Women and nonbinary people are underrepresented in the Elixir community. Just 2% of Elixirists in the 2020 ElixirConf Community Survey identified as women, and less than 1% identified as nonbinary.
At DockYard, we’re committed to helping close the gender disparity in the Elixir community. As part of that effort, we once again sponsored a group of gender-diverse Elixirists to attend ElixirConf 2022.
Our sponsorship winners come from diverse backgrounds and experience levels. They range from a software engineer with a background in Elixir to a community newcomer learning the ropes.
Mexico City native Ileana began her career as a software developer a decade ago after graduating with a degree in computer systems engineering.
She began working with Elixir in 2017. She was invited to a conference, where her interest was piqued by a cluster of Raspberry Pis and x86 computers running the same code, serving HTML, and handling calculations. From there she dug into Elixir tutorials and started working on personal projects.
“I love the simplicity and plasticity of elixir, feels like you only need to describe the problem, connect functions and that’s it!”
With that self-taught experience behind her, Ileana pitched the idea of introducing Elixir at the company she was working for, and eventually got her Elixir project to production.
She most appreciated the breadth of use cases for Elixir on display at this year’s conference. In the process of working on her master’s degree in data science, she already has plans to work on more Elixir projects and the Elixir debugger specifically.
During the conference, she was particularly impressed by the openness of the community and the speed at which Elixir is growing. Increasing the visibility of underrepresented groups in the community goes a long way toward demonstrating the openness of the Elixir community as a whole, she said.
“Sometimes it feels like, as a minority, everything is more difficult: finding a job, getting an education, etc. So showing direct support to underrepresented groups shows an active commitment to open the community to everybody.”
Amal came into this year’s ElixirConf with a background in computer science. She started her career as an engineer in 2018 and works largely with Python and Elixir. She began using Elixir for a project at a company already using the language and got up to speed with hands-on practice and the help of Elixir in Action by Saša Juric.

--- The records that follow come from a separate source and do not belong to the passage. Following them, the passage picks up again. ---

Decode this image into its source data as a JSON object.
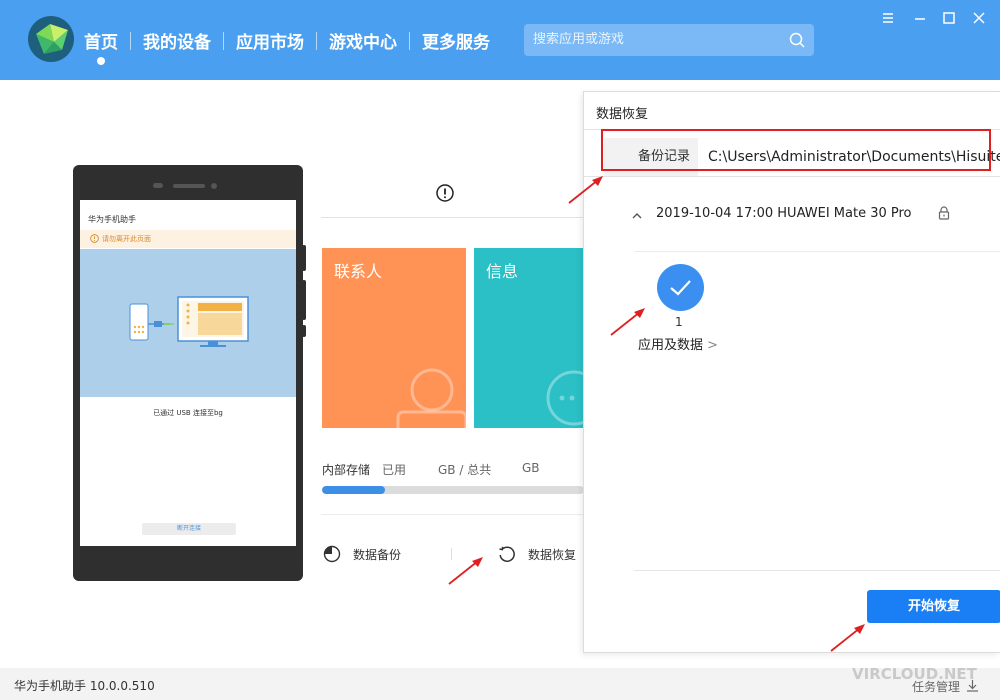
{
  "header": {
    "nav": [
      {
        "label": "首页",
        "active": true
      },
      {
        "label": "我的设备",
        "active": false
      },
      {
        "label": "应用市场",
        "active": false
      },
      {
        "label": "游戏中心",
        "active": false
      },
      {
        "label": "更多服务",
        "active": false
      }
    ],
    "search_placeholder": "搜索应用或游戏",
    "window_controls": [
      "menu-icon",
      "minimize-icon",
      "maximize-icon",
      "close-icon"
    ]
  },
  "phone": {
    "app_title": "华为手机助手",
    "warning": "请勿离开此页面",
    "usb_status": "已通过 USB 连接至bg",
    "disconnect": "断开连接"
  },
  "tiles": [
    {
      "label": "联系人",
      "color": "#ff9356"
    },
    {
      "label": "信息",
      "color": "#2bbfc6"
    }
  ],
  "storage": {
    "label": "内部存储",
    "used": "已用",
    "unit_total": "GB / 总共",
    "unit_gb": "GB",
    "progress": 0.24
  },
  "actions": {
    "backup": "数据备份",
    "restore": "数据恢复"
  },
  "restore_panel": {
    "title": "数据恢复",
    "record_label": "备份记录",
    "record_path": "C:\\Users\\Administrator\\Documents\\Hisuite\\",
    "backup_entry": "2019-10-04 17:00 HUAWEI Mate 30 Pro",
    "item_count": "1",
    "item_label": "应用及数据",
    "item_arrow": ">",
    "start_button": "开始恢复"
  },
  "footer": {
    "version": "华为手机助手 10.0.0.510",
    "task_manager": "任务管理",
    "watermark": "VIRCLOUD.NET"
  },
  "colors": {
    "header": "#4a9ff0",
    "accent": "#1a7ff5",
    "annotation": "#e02020"
  }
}
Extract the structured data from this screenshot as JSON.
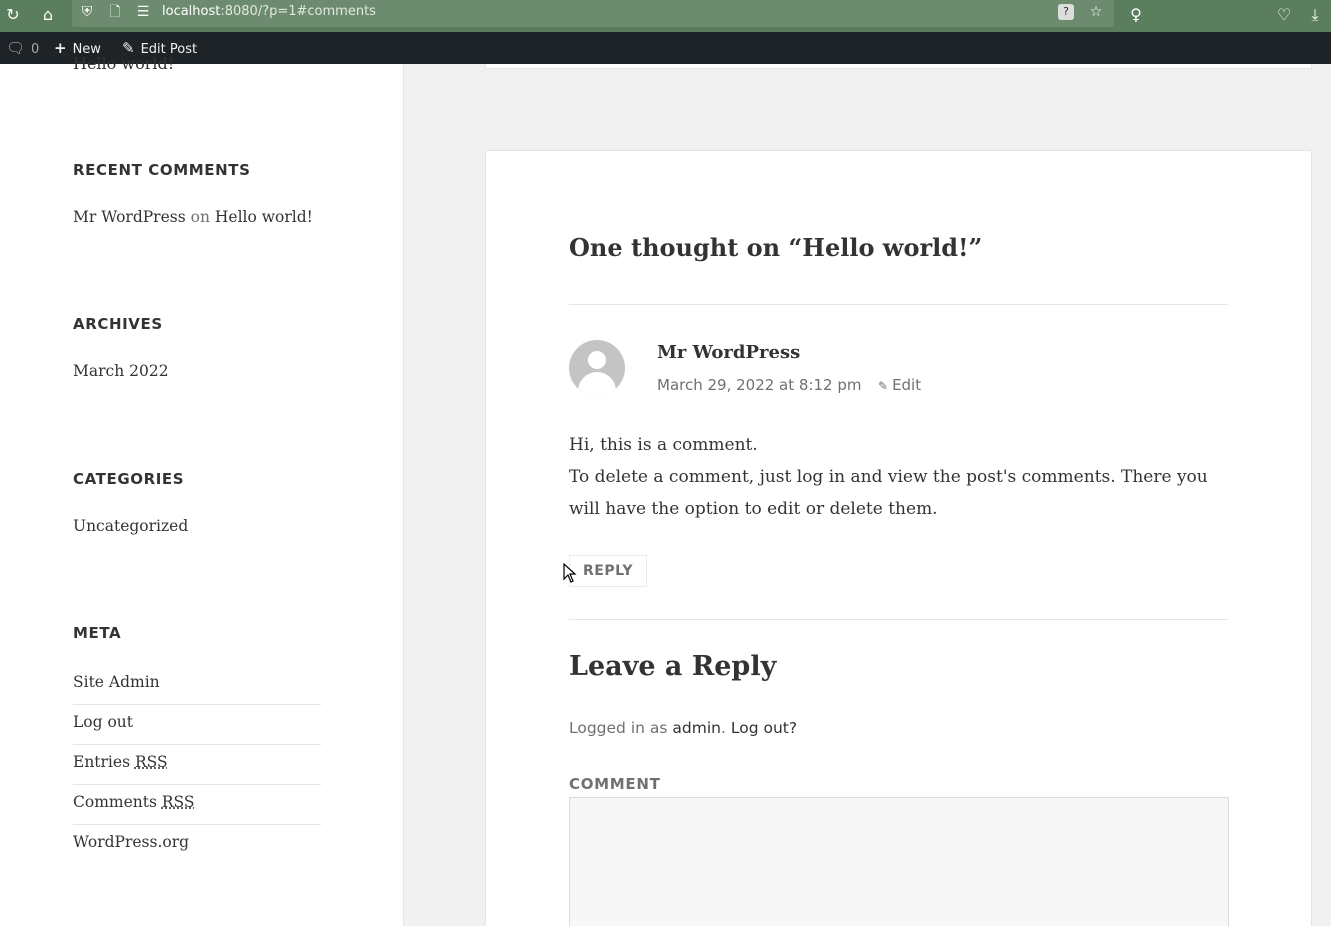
{
  "browser": {
    "url_host": "localhost",
    "url_rest": ":8080/?p=1#comments"
  },
  "adminbar": {
    "comments_count": "0",
    "new_label": "New",
    "edit_post_label": "Edit Post"
  },
  "sidebar": {
    "cut_post_title": "Hello world!",
    "recent_comments": {
      "title": "RECENT COMMENTS",
      "author": "Mr WordPress",
      "on": "on",
      "post": "Hello world!"
    },
    "archives": {
      "title": "ARCHIVES",
      "items": [
        "March 2022"
      ]
    },
    "categories": {
      "title": "CATEGORIES",
      "items": [
        "Uncategorized"
      ]
    },
    "meta": {
      "title": "META",
      "items": [
        "Site Admin",
        "Log out",
        "Entries",
        "Comments",
        "WordPress.org"
      ],
      "rss": "RSS"
    }
  },
  "comments": {
    "title": "One thought on “Hello world!”",
    "comment": {
      "author": "Mr WordPress",
      "date": "March 29, 2022 at 8:12 pm",
      "edit": "Edit",
      "body_line1": "Hi, this is a comment.",
      "body_line2": "To delete a comment, just log in and view the post's comments. There you will have the option to edit or delete them.",
      "reply": "REPLY"
    }
  },
  "respond": {
    "title": "Leave a Reply",
    "logged_in_prefix": "Logged in as",
    "user": "admin",
    "logout": "Log out?",
    "comment_label": "COMMENT"
  }
}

She advises other people from underrepresented groups to take the leap into Elixir, even if it’s an entirely new language to them.
“Do it as soon as you can. You will definitely enjoy it, she said. “You will find…people in this community who really love doing their work.”
She added that there’s inherent value in improving diversity within the Elixir community.
“It makes the environment workable for everyone (and) diversity always brings new and different ideas,” she said.
Now that the conference is over, she plans to continue attending Elixir community meetups and continue brushing up with the help of books to learn more about LiveView and Elixir testing specifically.
As a relative newcomer to Elixir, Elizabeth said she was pleasantly surprised by the community she found at ElixirConf as well as the easy-to-grasp functionality of Elixir as a programming language.
Her background is in IT support, although recently she’s begun making self-guided forays into programming, and Elixir specifically. She appreciates the logic of Elixir, which sets it apart from other languages she’s tried to learn in the past.
She particularly valued the open, welcoming community she saw at the conference, she said. It’s the opposite of the exclusionary interactions she had with in other technical spaces in the past.
“We need everyone’s point of view now in order to design the next great system. The next step and the next way we interact with things is going to need everyone’s voice in it.”
Representation is vital to pave the way for people from other underrepresented groups to make their way into programming, she said. And it’s a phenomenon she’s personally familiar with.
“I see LGBT representation in a lot of the spaces I’m in and IT especially, and I saw those people before I formally joined certain groups and I’m like ‘Oh, they’re here,’ and that made me feel better in joining that sort of representation and making my own voice known.”
Now she’s considering whether to make a shift in her IT career to focus more on programming. If she does, she said she’ll draw on her IT background, with a focus is on efficiency and reliability, to create products that don’t require huge amounts of resources to operate or update.